Last August experts and political leaders from 135 governments gathered in Bucharest, Romania, to grapple with the population problem. Debate, often acrimonious, reflected the sensitiveness of an issue that bears directly on national aspirations, religious convictions, resource allocation, survival itself.
They adopted the World Population Plan of Action recommending, among other things, that all countries “Respect and ensure . .. the right of persons to determine, in a free, informed and responsible manner, the number and spacing of their children.”
Many believe government possesses no right to such a role; others believe the plan Can the World Feed Its People? recommends too little too late. Yet, in one form or another, many nations already have programs to reduce their birthrates—a trend that began in India.
“In 1952 India adopted the world’s first nationwide population-control policy,” explained an official at the Department of Family Planning in New Delhi. “With a massive budget, our program mobilized the media —radio, billboards, press, films—all supporting the idea of small famines. We gave away free contraceptives. And our vasectomy campaign! Offering hundred-rupee bounties for voluntary sterilizations, we organized mobile camps, one of which performed 100,000 vasectomies in 40 days! In a single year, 2.6 million were carried out.

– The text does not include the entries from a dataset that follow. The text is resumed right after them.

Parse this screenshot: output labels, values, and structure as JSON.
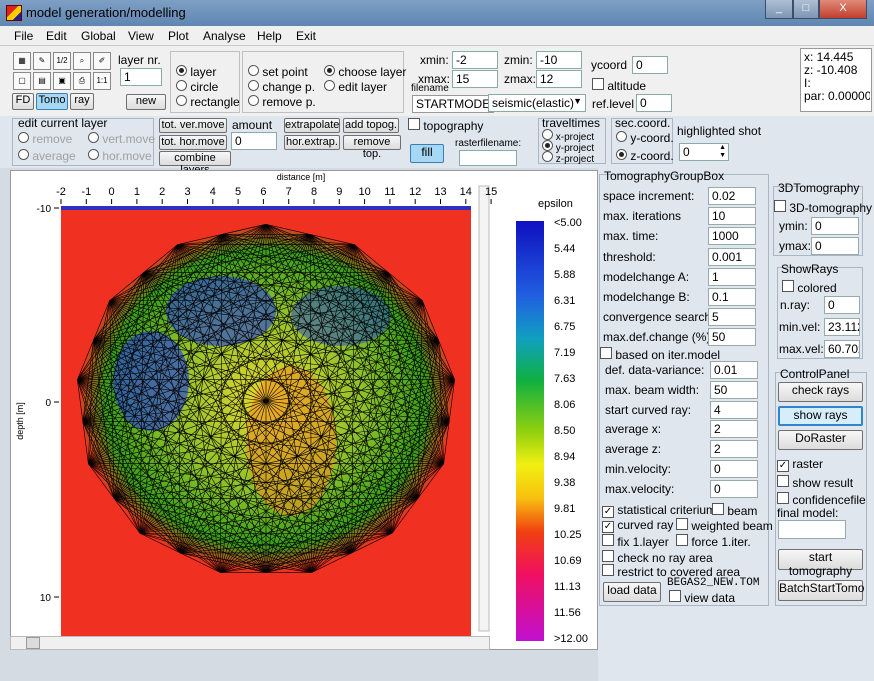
{
  "window": {
    "title": "model generation/modelling",
    "controls": [
      "_",
      "□",
      "X"
    ]
  },
  "menu": [
    {
      "label": "File",
      "key": "F"
    },
    {
      "label": "Edit",
      "key": "E"
    },
    {
      "label": "Global",
      "key": "G"
    },
    {
      "label": "View",
      "key": "V"
    },
    {
      "label": "Plot",
      "key": "P"
    },
    {
      "label": "Analyse",
      "key": "A"
    },
    {
      "label": "Help",
      "key": "H"
    },
    {
      "label": "Exit",
      "key": "E"
    }
  ],
  "toolbar": {
    "mode_buttons": [
      "FD",
      "Tomo",
      "ray"
    ],
    "small_tools": [
      "1/2",
      "1:1"
    ],
    "layer_nr_label": "layer nr.",
    "layer_nr_value": "1",
    "new_label": "new",
    "shape_radios": [
      "layer",
      "circle",
      "rectangle"
    ],
    "point_radios": [
      "set point",
      "change p.",
      "remove p."
    ],
    "layer_radios": [
      "choose layer",
      "edit layer"
    ],
    "xmin_label": "xmin:",
    "xmin_value": "-2",
    "xmax_label": "xmax:",
    "xmax_value": "15",
    "zmin_label": "zmin:",
    "zmin_value": "-10",
    "zmax_label": "zmax:",
    "zmax_value": "12",
    "filename_label": "filename",
    "startmode_label": "STARTMODE",
    "startmode_value": "seismic(elastic)",
    "ycoord_label": "ycoord",
    "ycoord_value": "0",
    "altitude_label": "altitude",
    "reflevel_label": "ref.level",
    "reflevel_value": "0",
    "coords": {
      "x": "x: 14.445",
      "z": "z: -10.408",
      "i": "I:",
      "par": "par: 0.00000"
    }
  },
  "edit_layer": {
    "title": "edit current layer",
    "radios": [
      "remove",
      "vert.move",
      "average",
      "hor.move"
    ],
    "buttons": [
      "tot. ver.move",
      "tot. hor.move",
      "combine layers"
    ],
    "amount_label": "amount",
    "amount_value": "0",
    "extra_buttons": [
      "extrapolate",
      "add topog.",
      "hor.extrap.",
      "remove top."
    ],
    "topography_label": "topography",
    "fill_label": "fill",
    "rasterfilename_label": "rasterfilename:",
    "traveltimes_label": "traveltimes",
    "project_radios": [
      "x-project",
      "y-project",
      "z-project"
    ],
    "seccoord_label": "sec.coord.",
    "seccoord_radios": [
      "y-coord.",
      "z-coord."
    ],
    "highlighted_shot_label": "highlighted shot",
    "highlighted_shot_value": "0"
  },
  "plot": {
    "title": "distance [m]",
    "ylabel": "depth [m]",
    "xticks": [
      "-2",
      "-1",
      "0",
      "1",
      "2",
      "3",
      "4",
      "5",
      "6",
      "7",
      "8",
      "9",
      "10",
      "11",
      "12",
      "13",
      "14",
      "15"
    ],
    "yticks": [
      "-10",
      "0",
      "10"
    ],
    "legend_title": "epsilon",
    "legend_labels": [
      "<5.00",
      "5.44",
      "5.88",
      "6.31",
      "6.75",
      "7.19",
      "7.63",
      "8.06",
      "8.50",
      "8.94",
      "9.38",
      "9.81",
      "10.25",
      "10.69",
      "11.13",
      "11.56",
      ">12.00"
    ],
    "colors": {
      "background": "#f03020",
      "blue": "#3050c8",
      "green": "#40a020",
      "yellow": "#e8e020"
    }
  },
  "tomo": {
    "title": "TomographyGroupBox",
    "fields": [
      {
        "label": "space increment:",
        "value": "0.02"
      },
      {
        "label": "max. iterations",
        "value": "10"
      },
      {
        "label": "max. time:",
        "value": "1000"
      },
      {
        "label": "threshold:",
        "value": "0.001"
      },
      {
        "label": "modelchange A:",
        "value": "1"
      },
      {
        "label": "modelchange B:",
        "value": "0.1"
      },
      {
        "label": "convergence search:",
        "value": "5"
      },
      {
        "label": "max.def.change (%)",
        "value": "50"
      }
    ],
    "based_label": "based on iter.model",
    "fields2": [
      {
        "label": "def. data-variance:",
        "value": "0.01"
      },
      {
        "label": "max. beam width:",
        "value": "50"
      },
      {
        "label": "start curved ray:",
        "value": "4"
      },
      {
        "label": "average x:",
        "value": "2"
      },
      {
        "label": "average z:",
        "value": "2"
      },
      {
        "label": "min.velocity:",
        "value": "0"
      },
      {
        "label": "max.velocity:",
        "value": "0"
      }
    ],
    "checks": [
      {
        "label": "statistical criterium",
        "checked": true
      },
      {
        "label": "beam",
        "checked": false
      },
      {
        "label": "curved ray",
        "checked": true
      },
      {
        "label": "weighted beam",
        "checked": false
      },
      {
        "label": "fix 1.layer",
        "checked": false
      },
      {
        "label": "force 1.iter.",
        "checked": false
      },
      {
        "label": "check no ray area",
        "checked": false
      },
      {
        "label": "restrict to covered area",
        "checked": false
      }
    ],
    "load_data_label": "load data",
    "filename": "BEGAS2_NEW.TOM",
    "view_data_label": "view data"
  },
  "tomo3d": {
    "title": "3DTomography",
    "check_label": "3D-tomography",
    "ymin_label": "ymin:",
    "ymin_value": "0",
    "ymax_label": "ymax:",
    "ymax_value": "0"
  },
  "showrays": {
    "title": "ShowRays",
    "colored_label": "colored",
    "nray_label": "n.ray:",
    "nray_value": "0",
    "minvel_label": "min.vel:",
    "minvel_value": "23.112",
    "maxvel_label": "max.vel:",
    "maxvel_value": "60.702"
  },
  "control": {
    "title": "ControlPanel",
    "buttons": [
      "check rays",
      "show rays",
      "DoRaster"
    ],
    "raster_label": "raster",
    "show_result_label": "show result",
    "confidence_label": "confidencefile",
    "final_model_label": "final model:",
    "start_label": "start tomography",
    "batch_label": "BatchStartTomo"
  }
}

“In the early ’70′s came war, drought, and budget cuts. We stopped to take stock. To our dismay, we found that during our campaign India’s population had increased 50 percent, with the highest growth rate ever.
“Now we understand that our program had been irrelevant to the viilager’s needs. His main, often his sole, concern is obtaining three meals a day. His children can help him get those meals. They become to him what Social Security is to you Americans. “In India,” he summed up, “children are looked upon not as units of consumption but as units of production. Break the cycle of poverty, and the villager will respond with fewer children, just as happened in the West.”
How to escape this vicious cycle? Regions such as the Indian Punj ab, suddenly prospering under the Green Revolution, show a new acceptance of small families. And, in the south a tiny beacon of hope shines from one of India’s smallest states, Kerala.There, officiais report a portentous drop of nearly a fifth in the birthrate. They credit improved health care, and a rising level of literacy—at 61 percent the highest in India.